Sleeve Gastrectomy

Sleeve Gastrectomy

More commonly known as the gastric sleeve, laparoscopic vertical sleeve gastrectomy (LVSG) is currently the most popular bariatric surgery. Similar to the duodenal switch (DS), the hormonally active portion of the stomach is removed, with the remaining tubular segment restricting oral intake. However, in contrast to both the gastric bypass (RYGB) and the DS, there is no intestinal rerouting; hence, no malabsorptive component.

For reasons not yet fully known, the resolution of medical problems appears to be weight loss independent, albeit at a slower rate than with the RYGB or DS. The removed portion contains the hunger hormone Ghrelin, leading to earlier satiety. It is, therefore, considered to be a restrictive-anorectic operation. Sleeve gastrectomy offers many of the benefits of the more established stapled procedures, while simultaneously avoiding the need for frequent adjustments or the litany of downstream complications associated with embedded foreign bodies as in the gastric band operation.


The Procedure

1. The stomach is freed from organs around it. 
2. Surgical staplers are used to remove 80% of the stomach, making it much smaller.

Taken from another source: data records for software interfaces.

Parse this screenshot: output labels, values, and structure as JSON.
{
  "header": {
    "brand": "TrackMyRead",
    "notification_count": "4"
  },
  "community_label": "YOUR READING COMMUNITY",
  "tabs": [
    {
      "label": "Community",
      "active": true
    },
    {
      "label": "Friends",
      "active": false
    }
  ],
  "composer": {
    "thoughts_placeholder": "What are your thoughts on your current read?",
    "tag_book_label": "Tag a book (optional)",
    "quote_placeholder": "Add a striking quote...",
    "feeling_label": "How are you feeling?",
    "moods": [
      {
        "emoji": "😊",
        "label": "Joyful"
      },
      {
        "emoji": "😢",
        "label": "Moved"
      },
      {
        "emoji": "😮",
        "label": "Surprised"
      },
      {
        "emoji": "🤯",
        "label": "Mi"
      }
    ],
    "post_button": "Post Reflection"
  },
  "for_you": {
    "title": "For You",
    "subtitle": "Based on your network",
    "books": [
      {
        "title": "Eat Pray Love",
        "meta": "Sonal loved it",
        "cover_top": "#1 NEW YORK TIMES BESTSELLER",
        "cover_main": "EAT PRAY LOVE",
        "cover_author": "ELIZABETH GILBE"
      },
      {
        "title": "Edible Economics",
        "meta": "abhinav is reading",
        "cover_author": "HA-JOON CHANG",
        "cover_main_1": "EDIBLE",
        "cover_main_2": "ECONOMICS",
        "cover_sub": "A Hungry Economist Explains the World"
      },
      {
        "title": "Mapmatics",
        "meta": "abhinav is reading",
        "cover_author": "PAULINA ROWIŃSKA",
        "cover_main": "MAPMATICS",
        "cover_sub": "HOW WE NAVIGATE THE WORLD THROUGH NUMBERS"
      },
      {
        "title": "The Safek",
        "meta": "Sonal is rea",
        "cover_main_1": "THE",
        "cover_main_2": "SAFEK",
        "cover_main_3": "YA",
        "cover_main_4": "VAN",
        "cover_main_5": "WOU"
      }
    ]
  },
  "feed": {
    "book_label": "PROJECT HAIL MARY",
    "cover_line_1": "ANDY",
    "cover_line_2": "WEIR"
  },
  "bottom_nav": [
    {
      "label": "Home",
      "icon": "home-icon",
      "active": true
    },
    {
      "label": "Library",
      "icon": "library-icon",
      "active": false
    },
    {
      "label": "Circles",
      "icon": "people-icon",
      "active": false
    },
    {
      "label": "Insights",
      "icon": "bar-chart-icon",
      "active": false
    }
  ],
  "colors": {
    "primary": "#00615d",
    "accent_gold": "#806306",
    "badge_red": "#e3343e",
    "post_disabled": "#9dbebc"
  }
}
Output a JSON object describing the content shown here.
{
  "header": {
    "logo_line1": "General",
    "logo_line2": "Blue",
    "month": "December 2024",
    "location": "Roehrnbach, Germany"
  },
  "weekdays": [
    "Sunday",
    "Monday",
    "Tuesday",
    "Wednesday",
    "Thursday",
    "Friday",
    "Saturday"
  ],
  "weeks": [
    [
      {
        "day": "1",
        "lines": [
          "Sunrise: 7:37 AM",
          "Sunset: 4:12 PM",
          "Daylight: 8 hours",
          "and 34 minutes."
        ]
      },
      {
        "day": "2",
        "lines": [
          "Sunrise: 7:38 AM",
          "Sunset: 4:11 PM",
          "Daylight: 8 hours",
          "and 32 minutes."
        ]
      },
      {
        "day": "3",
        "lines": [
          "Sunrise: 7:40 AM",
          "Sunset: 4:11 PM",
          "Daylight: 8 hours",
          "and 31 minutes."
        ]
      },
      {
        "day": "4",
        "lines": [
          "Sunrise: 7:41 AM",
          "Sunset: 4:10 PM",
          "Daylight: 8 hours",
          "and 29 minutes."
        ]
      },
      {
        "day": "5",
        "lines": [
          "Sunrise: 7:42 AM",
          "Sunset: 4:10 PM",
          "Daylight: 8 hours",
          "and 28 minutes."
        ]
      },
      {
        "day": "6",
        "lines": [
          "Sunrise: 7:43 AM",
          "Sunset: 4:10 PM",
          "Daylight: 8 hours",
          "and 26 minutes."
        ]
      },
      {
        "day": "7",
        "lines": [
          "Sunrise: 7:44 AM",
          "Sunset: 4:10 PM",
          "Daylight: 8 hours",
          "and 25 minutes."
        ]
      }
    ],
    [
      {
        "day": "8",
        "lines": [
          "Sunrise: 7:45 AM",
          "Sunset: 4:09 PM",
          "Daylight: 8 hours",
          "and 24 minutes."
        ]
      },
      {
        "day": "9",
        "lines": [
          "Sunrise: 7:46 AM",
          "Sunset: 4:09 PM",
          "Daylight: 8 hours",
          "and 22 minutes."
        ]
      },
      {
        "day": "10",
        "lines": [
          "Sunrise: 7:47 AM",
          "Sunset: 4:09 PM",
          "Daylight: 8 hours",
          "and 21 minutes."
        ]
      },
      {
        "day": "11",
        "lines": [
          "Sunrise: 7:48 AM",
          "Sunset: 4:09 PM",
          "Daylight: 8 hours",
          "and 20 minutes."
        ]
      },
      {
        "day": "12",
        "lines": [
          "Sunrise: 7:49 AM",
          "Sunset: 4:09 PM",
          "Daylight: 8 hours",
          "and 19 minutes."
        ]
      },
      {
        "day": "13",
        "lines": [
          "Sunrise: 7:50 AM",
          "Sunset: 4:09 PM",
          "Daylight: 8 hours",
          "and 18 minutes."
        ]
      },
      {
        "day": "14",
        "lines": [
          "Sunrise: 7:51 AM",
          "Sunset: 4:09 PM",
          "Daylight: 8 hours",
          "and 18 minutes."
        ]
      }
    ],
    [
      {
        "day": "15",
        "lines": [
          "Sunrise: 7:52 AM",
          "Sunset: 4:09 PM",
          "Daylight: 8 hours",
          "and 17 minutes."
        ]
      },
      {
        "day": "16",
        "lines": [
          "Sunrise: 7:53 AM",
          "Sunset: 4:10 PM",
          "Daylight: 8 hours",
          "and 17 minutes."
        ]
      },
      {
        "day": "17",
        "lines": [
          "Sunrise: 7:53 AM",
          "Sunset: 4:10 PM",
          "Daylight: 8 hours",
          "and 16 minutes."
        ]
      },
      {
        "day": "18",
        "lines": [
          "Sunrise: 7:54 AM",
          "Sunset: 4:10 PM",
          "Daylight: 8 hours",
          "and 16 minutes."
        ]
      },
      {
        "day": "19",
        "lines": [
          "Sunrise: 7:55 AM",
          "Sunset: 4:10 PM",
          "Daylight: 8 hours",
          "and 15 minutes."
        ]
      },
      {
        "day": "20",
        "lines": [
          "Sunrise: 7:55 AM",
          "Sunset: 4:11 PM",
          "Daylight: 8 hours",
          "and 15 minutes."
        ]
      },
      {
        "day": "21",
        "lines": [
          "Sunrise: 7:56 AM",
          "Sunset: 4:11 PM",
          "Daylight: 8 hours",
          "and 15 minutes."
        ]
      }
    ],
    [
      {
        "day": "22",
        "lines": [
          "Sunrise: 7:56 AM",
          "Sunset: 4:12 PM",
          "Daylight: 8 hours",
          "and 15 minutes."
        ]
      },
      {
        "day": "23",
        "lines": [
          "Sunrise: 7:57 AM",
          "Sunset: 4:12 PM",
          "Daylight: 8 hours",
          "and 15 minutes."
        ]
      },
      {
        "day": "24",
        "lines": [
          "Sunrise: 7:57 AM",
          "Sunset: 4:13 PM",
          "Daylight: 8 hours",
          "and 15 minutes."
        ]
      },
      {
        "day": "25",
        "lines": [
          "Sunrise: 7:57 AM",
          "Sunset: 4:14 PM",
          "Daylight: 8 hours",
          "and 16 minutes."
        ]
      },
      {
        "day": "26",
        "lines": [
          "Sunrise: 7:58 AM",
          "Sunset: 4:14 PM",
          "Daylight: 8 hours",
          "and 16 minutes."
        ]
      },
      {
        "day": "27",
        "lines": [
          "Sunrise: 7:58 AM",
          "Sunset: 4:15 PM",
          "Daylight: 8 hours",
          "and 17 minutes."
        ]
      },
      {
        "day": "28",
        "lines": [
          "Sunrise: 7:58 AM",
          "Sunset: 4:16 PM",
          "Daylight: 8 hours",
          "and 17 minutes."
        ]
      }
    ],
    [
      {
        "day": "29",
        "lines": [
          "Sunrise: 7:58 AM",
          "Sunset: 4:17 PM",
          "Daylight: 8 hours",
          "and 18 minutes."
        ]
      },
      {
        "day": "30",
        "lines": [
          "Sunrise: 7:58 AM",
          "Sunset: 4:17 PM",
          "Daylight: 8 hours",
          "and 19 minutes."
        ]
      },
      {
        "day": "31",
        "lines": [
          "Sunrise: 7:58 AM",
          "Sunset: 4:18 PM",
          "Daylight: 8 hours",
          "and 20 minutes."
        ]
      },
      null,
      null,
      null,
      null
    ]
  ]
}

The removed part is thought to be the hormonally active component.

How it Works

The new stomach holds less food and liquid helping reduce the amount of food (and calories) that are consumed. By removing the portion of the stomach that produces most of the “hunger hormone”, the surgery has an effect on the metabolism. It decreases hunger, increases fullness, and allows the body to reach and maintain a healthy weight as well as blood sugar control. The simple nature of the operation makes it very safe without the potential complications from
surgery on the small intestine.


1. Technically simple and shorter surgery time
2. Can be performed in certain patients with high risk medical conditions
3. May be performed as the first step for patients with severe obesity
4. May be used as a bridge to gastric bypass or other malabsorptive procedures
5. Effective weight loss and improvement of obesity related conditions


1. Non-reversible procedure
2. May worsen or cause new onset reflux and heart burn
3. Less impact on metabolism compared to malabsorptive procedures

To get more information, We recommend that you watch our free online bariatric surgery seminar as well as the the relevant modules on EMMI, a patient education program. www.my-emmi.com/SelfReg/UNIVERSITYBARIATRICS



University Bariatrics